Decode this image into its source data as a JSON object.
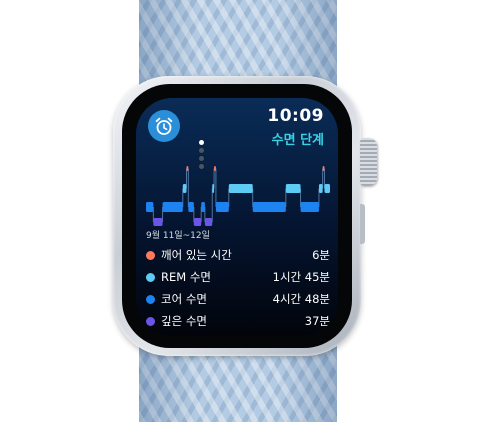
{
  "status": {
    "time": "10:09"
  },
  "app": {
    "title": "수면 단계",
    "icon": "alarm-clock-icon"
  },
  "pager": {
    "count": 4,
    "active": 0
  },
  "sleep": {
    "date_range": "9월 11일~12일",
    "stages": [
      {
        "key": "awake",
        "label": "깨어 있는 시간",
        "duration": "6분",
        "color": "#ff7a5c"
      },
      {
        "key": "rem",
        "label": "REM 수면",
        "duration": "1시간 45분",
        "color": "#5ecbf5"
      },
      {
        "key": "core",
        "label": "코어 수면",
        "duration": "4시간 48분",
        "color": "#1d83f0"
      },
      {
        "key": "deep",
        "label": "깊은 수면",
        "duration": "37분",
        "color": "#6b55e6"
      }
    ]
  },
  "chart_data": {
    "type": "hypnogram",
    "levels": [
      "awake",
      "rem",
      "core",
      "deep"
    ],
    "segments": [
      {
        "stage": "core",
        "start": 0.0,
        "end": 0.04
      },
      {
        "stage": "deep",
        "start": 0.04,
        "end": 0.09
      },
      {
        "stage": "core",
        "start": 0.09,
        "end": 0.2
      },
      {
        "stage": "rem",
        "start": 0.2,
        "end": 0.22
      },
      {
        "stage": "awake",
        "start": 0.22,
        "end": 0.23
      },
      {
        "stage": "core",
        "start": 0.23,
        "end": 0.26
      },
      {
        "stage": "deep",
        "start": 0.26,
        "end": 0.3
      },
      {
        "stage": "core",
        "start": 0.3,
        "end": 0.32
      },
      {
        "stage": "deep",
        "start": 0.32,
        "end": 0.36
      },
      {
        "stage": "rem",
        "start": 0.36,
        "end": 0.37
      },
      {
        "stage": "awake",
        "start": 0.37,
        "end": 0.38
      },
      {
        "stage": "core",
        "start": 0.38,
        "end": 0.45
      },
      {
        "stage": "rem",
        "start": 0.45,
        "end": 0.58
      },
      {
        "stage": "core",
        "start": 0.58,
        "end": 0.76
      },
      {
        "stage": "rem",
        "start": 0.76,
        "end": 0.84
      },
      {
        "stage": "core",
        "start": 0.84,
        "end": 0.94
      },
      {
        "stage": "rem",
        "start": 0.94,
        "end": 0.96
      },
      {
        "stage": "awake",
        "start": 0.96,
        "end": 0.97
      },
      {
        "stage": "rem",
        "start": 0.97,
        "end": 1.0
      }
    ]
  }
}
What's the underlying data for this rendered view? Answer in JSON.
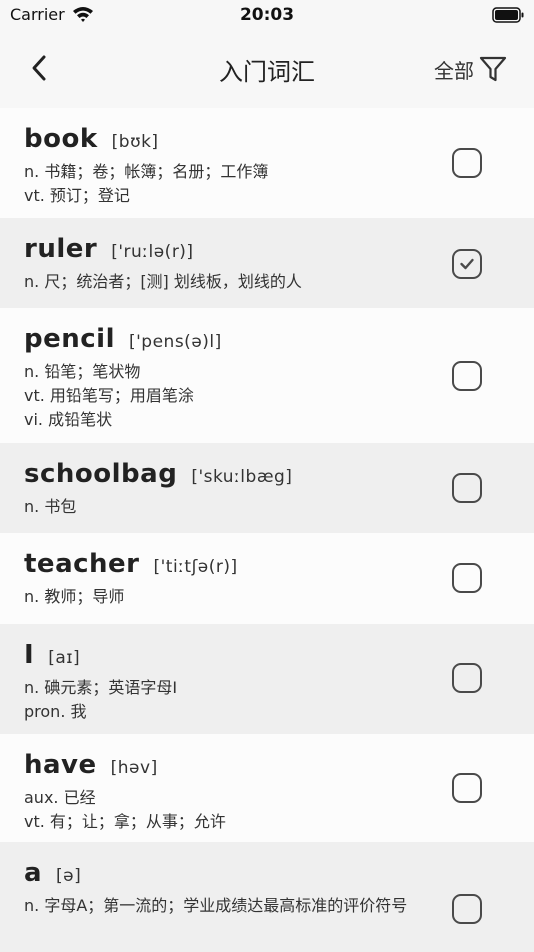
{
  "status": {
    "carrier": "Carrier",
    "time": "20:03"
  },
  "nav": {
    "title": "入门词汇",
    "filter_label": "全部"
  },
  "words": [
    {
      "word": "book",
      "phonetic": "[bʊk]",
      "defs": [
        "n. 书籍；卷；帐簿；名册；工作簿",
        "vt. 预订；登记"
      ],
      "checked": false
    },
    {
      "word": "ruler",
      "phonetic": "['ruːlə(r)]",
      "defs": [
        "n. 尺；统治者；[测] 划线板，划线的人"
      ],
      "checked": true
    },
    {
      "word": "pencil",
      "phonetic": "['pens(ə)l]",
      "defs": [
        "n. 铅笔；笔状物",
        "vt. 用铅笔写；用眉笔涂",
        "vi. 成铅笔状"
      ],
      "checked": false
    },
    {
      "word": "schoolbag",
      "phonetic": "['skuːlbæg]",
      "defs": [
        "n. 书包"
      ],
      "checked": false
    },
    {
      "word": "teacher",
      "phonetic": "['tiːtʃə(r)]",
      "defs": [
        "n. 教师；导师"
      ],
      "checked": false
    },
    {
      "word": "I",
      "phonetic": "[aɪ]",
      "defs": [
        "n. 碘元素；英语字母I",
        "pron. 我"
      ],
      "checked": false
    },
    {
      "word": "have",
      "phonetic": "[həv]",
      "defs": [
        "aux. 已经",
        "vt. 有；让；拿；从事；允许"
      ],
      "checked": false
    },
    {
      "word": "a",
      "phonetic": "[ə]",
      "defs": [
        "n. 字母A；第一流的；学业成绩达最高标准的评价符号"
      ],
      "checked": false
    }
  ]
}
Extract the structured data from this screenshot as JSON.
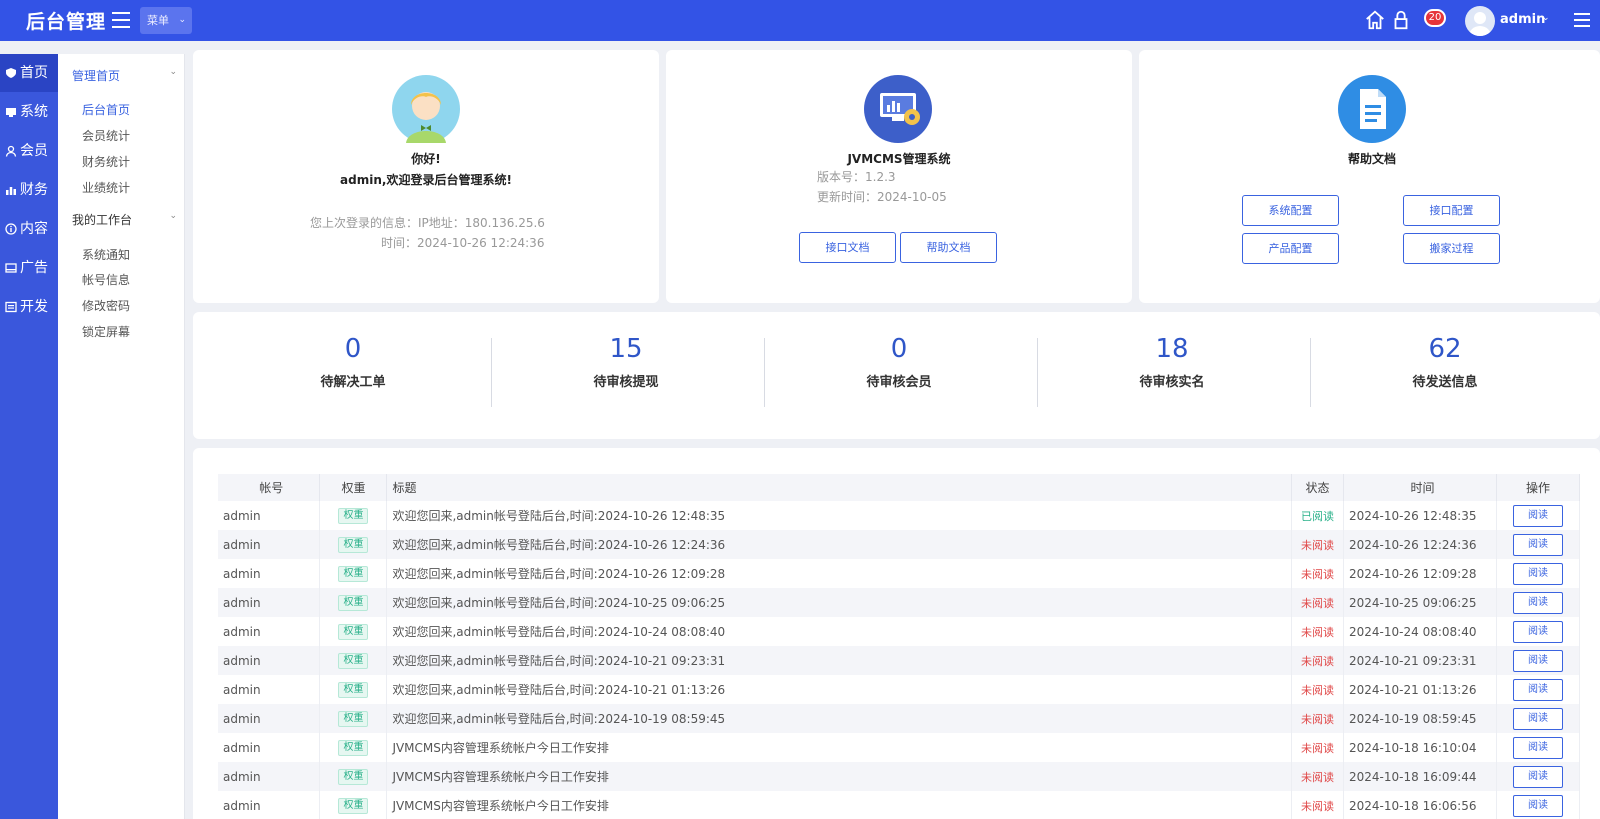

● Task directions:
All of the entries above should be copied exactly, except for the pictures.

● Solution:
Decode this image into its source data as a JSON object.
{
  "status": {
    "time": "10:09"
  },
  "app": {
    "title": "수면 단계",
    "icon": "alarm-clock-icon"
  },
  "pager": {
    "count": 4,
    "active": 0
  },
  "sleep": {
    "date_range": "9월 11일~12일",
    "stages": [
      {
        "key": "awake",
        "label": "깨어 있는 시간",
        "duration": "6분",
        "color": "#ff7a5c"
      },
      {
        "key": "rem",
        "label": "REM 수면",
        "duration": "1시간 45분",
        "color": "#5ecbf5"
      },
      {
        "key": "core",
        "label": "코어 수면",
        "duration": "4시간 48분",
        "color": "#1d83f0"
      },
      {
        "key": "deep",
        "label": "깊은 수면",
        "duration": "37분",
        "color": "#6b55e6"
      }
    ]
  },
  "chart_data": {
    "type": "hypnogram",
    "levels": [
      "awake",
      "rem",
      "core",
      "deep"
    ],
    "segments": [
      {
        "stage": "core",
        "start": 0.0,
        "end": 0.04
      },
      {
        "stage": "deep",
        "start": 0.04,
        "end": 0.09
      },
      {
        "stage": "core",
        "start": 0.09,
        "end": 0.2
      },
      {
        "stage": "rem",
        "start": 0.2,
        "end": 0.22
      },
      {
        "stage": "awake",
        "start": 0.22,
        "end": 0.23
      },
      {
        "stage": "core",
        "start": 0.23,
        "end": 0.26
      },
      {
        "stage": "deep",
        "start": 0.26,
        "end": 0.3
      },
      {
        "stage": "core",
        "start": 0.3,
        "end": 0.32
      },
      {
        "stage": "deep",
        "start": 0.32,
        "end": 0.36
      },
      {
        "stage": "rem",
        "start": 0.36,
        "end": 0.37
      },
      {
        "stage": "awake",
        "start": 0.37,
        "end": 0.38
      },
      {
        "stage": "core",
        "start": 0.38,
        "end": 0.45
      },
      {
        "stage": "rem",
        "start": 0.45,
        "end": 0.58
      },
      {
        "stage": "core",
        "start": 0.58,
        "end": 0.76
      },
      {
        "stage": "rem",
        "start": 0.76,
        "end": 0.84
      },
      {
        "stage": "core",
        "start": 0.84,
        "end": 0.94
      },
      {
        "stage": "rem",
        "start": 0.94,
        "end": 0.96
      },
      {
        "stage": "awake",
        "start": 0.96,
        "end": 0.97
      },
      {
        "stage": "rem",
        "start": 0.97,
        "end": 1.0
      }
    ]
  }
}
What's the underlying data for this rendered view? Answer in JSON.
{
  "status": {
    "carrier": "Carrier",
    "time": "20:03"
  },
  "nav": {
    "title": "入门词汇",
    "filter_label": "全部"
  },
  "words": [
    {
      "word": "book",
      "phonetic": "[bʊk]",
      "defs": [
        "n. 书籍；卷；帐簿；名册；工作簿",
        "vt. 预订；登记"
      ],
      "checked": false
    },
    {
      "word": "ruler",
      "phonetic": "['ruːlə(r)]",
      "defs": [
        "n. 尺；统治者；[测] 划线板，划线的人"
      ],
      "checked": true
    },
    {
      "word": "pencil",
      "phonetic": "['pens(ə)l]",
      "defs": [
        "n. 铅笔；笔状物",
        "vt. 用铅笔写；用眉笔涂",
        "vi. 成铅笔状"
      ],
      "checked": false
    },
    {
      "word": "schoolbag",
      "phonetic": "['skuːlbæg]",
      "defs": [
        "n. 书包"
      ],
      "checked": false
    },
    {
      "word": "teacher",
      "phonetic": "['tiːtʃə(r)]",
      "defs": [
        "n. 教师；导师"
      ],
      "checked": false
    },
    {
      "word": "I",
      "phonetic": "[aɪ]",
      "defs": [
        "n. 碘元素；英语字母I",
        "pron. 我"
      ],
      "checked": false
    },
    {
      "word": "have",
      "phonetic": "[həv]",
      "defs": [
        "aux. 已经",
        "vt. 有；让；拿；从事；允许"
      ],
      "checked": false
    },
    {
      "word": "a",
      "phonetic": "[ə]",
      "defs": [
        "n. 字母A；第一流的；学业成绩达最高标准的评价符号"
      ],
      "checked": false
    }
  ]
}
Extract the structured data from this screenshot as JSON.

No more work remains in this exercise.